- Exercise inputs:
::::

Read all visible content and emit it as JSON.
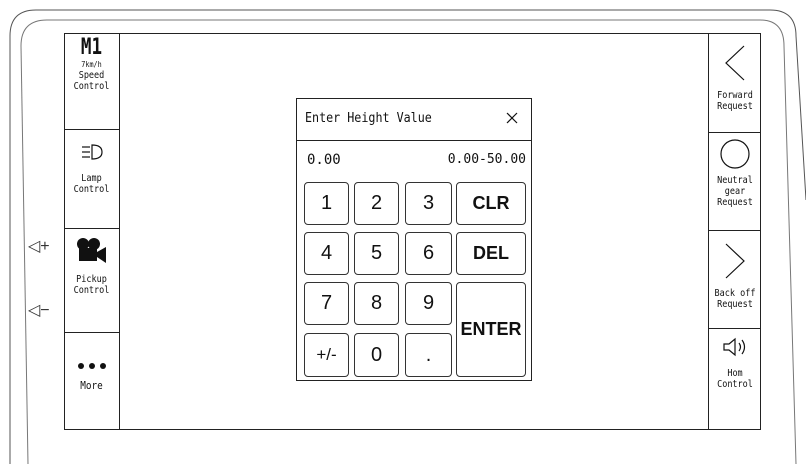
{
  "left_panel": {
    "speed": {
      "mode": "M1",
      "speed": "7km/h",
      "line1": "Speed",
      "line2": "Control"
    },
    "lamp": {
      "icon": "headlamp-icon",
      "line1": "Lamp",
      "line2": "Control"
    },
    "pickup": {
      "icon": "camera-icon",
      "line1": "Pickup",
      "line2": "Control"
    },
    "more": {
      "icon": "more-dots-icon",
      "label": "More"
    }
  },
  "right_panel": {
    "forward": {
      "icon": "chevron-left-icon",
      "line1": "Forward",
      "line2": "Request"
    },
    "neutral": {
      "icon": "circle-icon",
      "line1": "Neutral",
      "line2": "gear",
      "line3": "Request"
    },
    "backoff": {
      "icon": "chevron-right-icon",
      "line1": "Back off",
      "line2": "Request"
    },
    "horn": {
      "icon": "horn-icon",
      "line1": "Hom",
      "line2": "Control"
    }
  },
  "hardware": {
    "vol_up": "◁+",
    "vol_down": "◁−"
  },
  "dialog": {
    "title": "Enter Height Value",
    "value": "0.00",
    "range": "0.00-50.00",
    "keys": {
      "k1": "1",
      "k2": "2",
      "k3": "3",
      "k4": "4",
      "k5": "5",
      "k6": "6",
      "k7": "7",
      "k8": "8",
      "k9": "9",
      "sign": "+/-",
      "k0": "0",
      "dot": ".",
      "clr": "CLR",
      "del": "DEL",
      "enter": "ENTER"
    }
  }
}
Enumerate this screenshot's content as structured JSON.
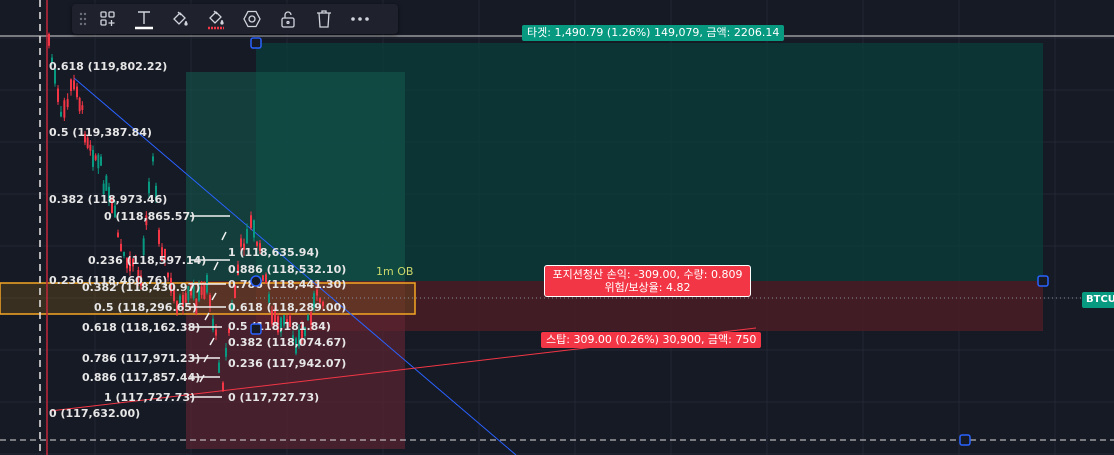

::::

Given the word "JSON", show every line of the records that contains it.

Read all visible content and emit it as JSON.
Enumerate this screenshot's content as structured JSON.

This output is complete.